I agree with Geoff’s comment about the 200x factor. (Gee, that’s the second time in a week I’ve agreed with him :-))

As can be seen in this Samsung press release the 200x factor applies to "electron mobility," not to signal transmission speeds. As can be seen in the Wikipedia writeup, electron mobility is defined as the ratio of electron drift velocity to the strength of the electric field which causes that electron drift. As was recently discussed here in the Cerious Technologies thread electron drift velocity is **vastly** slower than signal propagation.
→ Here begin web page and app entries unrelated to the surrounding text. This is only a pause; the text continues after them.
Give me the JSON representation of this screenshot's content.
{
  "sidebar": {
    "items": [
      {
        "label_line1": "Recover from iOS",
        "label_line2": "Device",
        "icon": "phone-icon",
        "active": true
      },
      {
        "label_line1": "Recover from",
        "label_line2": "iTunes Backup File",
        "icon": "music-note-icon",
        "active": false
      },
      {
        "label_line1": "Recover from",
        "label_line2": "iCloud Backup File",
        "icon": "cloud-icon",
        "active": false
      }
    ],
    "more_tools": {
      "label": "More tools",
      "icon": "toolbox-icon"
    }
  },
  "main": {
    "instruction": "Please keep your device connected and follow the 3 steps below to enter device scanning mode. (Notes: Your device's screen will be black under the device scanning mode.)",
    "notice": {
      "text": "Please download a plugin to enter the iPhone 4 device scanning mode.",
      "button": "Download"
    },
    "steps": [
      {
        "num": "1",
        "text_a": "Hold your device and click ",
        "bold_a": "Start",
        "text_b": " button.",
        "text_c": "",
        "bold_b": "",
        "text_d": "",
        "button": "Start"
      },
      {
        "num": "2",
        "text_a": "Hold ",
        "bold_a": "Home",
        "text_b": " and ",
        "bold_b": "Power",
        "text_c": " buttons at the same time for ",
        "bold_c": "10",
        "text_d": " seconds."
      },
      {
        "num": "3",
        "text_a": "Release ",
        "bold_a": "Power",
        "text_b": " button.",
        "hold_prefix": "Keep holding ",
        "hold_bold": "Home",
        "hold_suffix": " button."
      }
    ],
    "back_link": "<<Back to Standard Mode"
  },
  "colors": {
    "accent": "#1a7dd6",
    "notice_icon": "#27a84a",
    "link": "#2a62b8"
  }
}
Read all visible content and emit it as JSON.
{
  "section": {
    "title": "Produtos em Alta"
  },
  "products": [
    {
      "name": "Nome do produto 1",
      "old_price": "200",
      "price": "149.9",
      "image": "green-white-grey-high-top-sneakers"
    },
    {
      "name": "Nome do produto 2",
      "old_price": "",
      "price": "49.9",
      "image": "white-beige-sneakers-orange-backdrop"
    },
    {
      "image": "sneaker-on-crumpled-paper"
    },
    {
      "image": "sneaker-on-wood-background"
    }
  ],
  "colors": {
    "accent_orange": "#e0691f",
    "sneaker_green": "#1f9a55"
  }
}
Basically, what Samsung is envisioning is that the use of graphene can potentially lead to integrated circuit devices, such as computer CPUs and other microprocessors, that internally are much faster than what can be achieved with traditional technologies.

-- Al

With manufactures expressing that success with graphene is very dependent on application, some time and experimentation will likely be required.

It may have a benefit in speaker driver surrounds as its structure in rubber aid in rebound. We've also seen carbon epoxy implementations that may add to driver diaphragms that are carbon composite. Likely reduction in distortion and further frequency response range before breakup. Some speaker cabinets may benefit with its application.

It was thought that graphene could be use in voice coil as yarn had been recently developed, but now that stanene outed as graphene's tin derived cousin and it shows now resistance at all until 100C, it may become bypassed as a conductor.

The Mat-Sci lab is going to be an interesting place be and I have little doubt some will end up in audio products at some point. Might be a bit until affordability makes it more than just a lab experiment though.
Hey jeeter, not better; but, maybe 'faster' ?? lol
Geoffkait, once we're talking faster than the speed of light-I think it's getting "verry interestink" per Sgt. Schultz
Thanks almarg.
If new graphene technology can make our 
preamp,amp and digital equipment 'faster' I think 'cleaner' signals will be the result; giving us better sound.
Mmeysaroch. Very interesting. I think distortion reduction and the extended
frequency response w/o breakup would be terrific benefits. Luckily there's so much research going on I think we'll get products fairly soon (not the current products that advertise graphene but are probably using plain old graphite ; as there's no explanation about their manufacturing processes-which have to be discussed to be believed).